**Work instruction**: Would you restate the entries below exactly, keeping every line?

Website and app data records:
###

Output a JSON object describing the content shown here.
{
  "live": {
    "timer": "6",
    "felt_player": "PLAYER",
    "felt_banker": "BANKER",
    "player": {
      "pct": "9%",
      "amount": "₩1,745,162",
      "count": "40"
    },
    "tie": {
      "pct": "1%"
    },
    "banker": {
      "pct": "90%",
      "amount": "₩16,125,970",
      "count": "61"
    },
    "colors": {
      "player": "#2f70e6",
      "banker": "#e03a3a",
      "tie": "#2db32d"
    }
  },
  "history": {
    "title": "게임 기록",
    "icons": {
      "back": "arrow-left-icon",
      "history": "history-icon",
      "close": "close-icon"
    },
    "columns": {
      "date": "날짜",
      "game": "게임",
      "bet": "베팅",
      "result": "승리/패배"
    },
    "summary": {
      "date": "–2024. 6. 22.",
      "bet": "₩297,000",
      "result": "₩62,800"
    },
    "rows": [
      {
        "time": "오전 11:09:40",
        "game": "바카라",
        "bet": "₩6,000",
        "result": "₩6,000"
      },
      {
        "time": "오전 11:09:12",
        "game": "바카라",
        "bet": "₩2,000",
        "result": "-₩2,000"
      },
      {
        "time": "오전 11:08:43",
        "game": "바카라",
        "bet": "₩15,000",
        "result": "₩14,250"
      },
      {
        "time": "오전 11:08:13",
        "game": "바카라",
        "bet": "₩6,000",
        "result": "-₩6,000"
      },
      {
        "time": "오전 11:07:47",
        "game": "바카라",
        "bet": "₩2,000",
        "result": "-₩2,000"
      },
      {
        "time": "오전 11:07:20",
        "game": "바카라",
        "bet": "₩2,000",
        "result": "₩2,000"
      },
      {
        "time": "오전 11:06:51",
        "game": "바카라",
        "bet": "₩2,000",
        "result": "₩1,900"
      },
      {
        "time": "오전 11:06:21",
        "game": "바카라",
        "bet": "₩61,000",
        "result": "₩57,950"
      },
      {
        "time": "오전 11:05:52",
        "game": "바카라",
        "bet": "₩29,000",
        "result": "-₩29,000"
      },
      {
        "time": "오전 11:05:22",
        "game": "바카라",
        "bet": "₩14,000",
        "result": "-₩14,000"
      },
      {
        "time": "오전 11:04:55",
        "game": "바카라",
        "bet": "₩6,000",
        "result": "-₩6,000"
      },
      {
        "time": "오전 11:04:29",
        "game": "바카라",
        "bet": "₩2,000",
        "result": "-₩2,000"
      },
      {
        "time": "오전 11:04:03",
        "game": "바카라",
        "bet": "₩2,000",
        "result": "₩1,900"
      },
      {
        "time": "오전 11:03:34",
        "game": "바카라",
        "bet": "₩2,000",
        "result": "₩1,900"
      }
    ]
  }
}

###

**Task answer**:
Output a JSON object describing the content shown here.
{
  "live": {
    "timer": "6",
    "felt_player": "PLAYER",
    "felt_banker": "BANKER",
    "player": {
      "pct": "9%",
      "amount": "₩1,745,162",
      "count": "40"
    },
    "tie": {
      "pct": "1%"
    },
    "banker": {
      "pct": "90%",
      "amount": "₩16,125,970",
      "count": "61"
    },
    "colors": {
      "player": "#2f70e6",
      "banker": "#e03a3a",
      "tie": "#2db32d"
    }
  },
  "history": {
    "title": "게임 기록",
    "icons": {
      "back": "arrow-left-icon",
      "history": "history-icon",
      "close": "close-icon"
    },
    "columns": {
      "date": "날짜",
      "game": "게임",
      "bet": "베팅",
      "result": "승리/패배"
    },
    "summary": {
      "date": "–2024. 6. 22.",
      "bet": "₩297,000",
      "result": "₩62,800"
    },
    "rows": [
      {
        "time": "오전 11:09:40",
        "game": "바카라",
        "bet": "₩6,000",
        "result": "₩6,000"
      },
      {
        "time": "오전 11:09:12",
        "game": "바카라",
        "bet": "₩2,000",
        "result": "-₩2,000"
      },
      {
        "time": "오전 11:08:43",
        "game": "바카라",
        "bet": "₩15,000",
        "result": "₩14,250"
      },
      {
        "time": "오전 11:08:13",
        "game": "바카라",
        "bet": "₩6,000",
        "result": "-₩6,000"
      },
      {
        "time": "오전 11:07:47",
        "game": "바카라",
        "bet": "₩2,000",
        "result": "-₩2,000"
      },
      {
        "time": "오전 11:07:20",
        "game": "바카라",
        "bet": "₩2,000",
        "result": "₩2,000"
      },
      {
        "time": "오전 11:06:51",
        "game": "바카라",
        "bet": "₩2,000",
        "result": "₩1,900"
      },
      {
        "time": "오전 11:06:21",
        "game": "바카라",
        "bet": "₩61,000",
        "result": "₩57,950"
      },
      {
        "time": "오전 11:05:52",
        "game": "바카라",
        "bet": "₩29,000",
        "result": "-₩29,000"
      },
      {
        "time": "오전 11:05:22",
        "game": "바카라",
        "bet": "₩14,000",
        "result": "-₩14,000"
      },
      {
        "time": "오전 11:04:55",
        "game": "바카라",
        "bet": "₩6,000",
        "result": "-₩6,000"
      },
      {
        "time": "오전 11:04:29",
        "game": "바카라",
        "bet": "₩2,000",
        "result": "-₩2,000"
      },
      {
        "time": "오전 11:04:03",
        "game": "바카라",
        "bet": "₩2,000",
        "result": "₩1,900"
      },
      {
        "time": "오전 11:03:34",
        "game": "바카라",
        "bet": "₩2,000",
        "result": "₩1,900"
      }
    ]
  }
}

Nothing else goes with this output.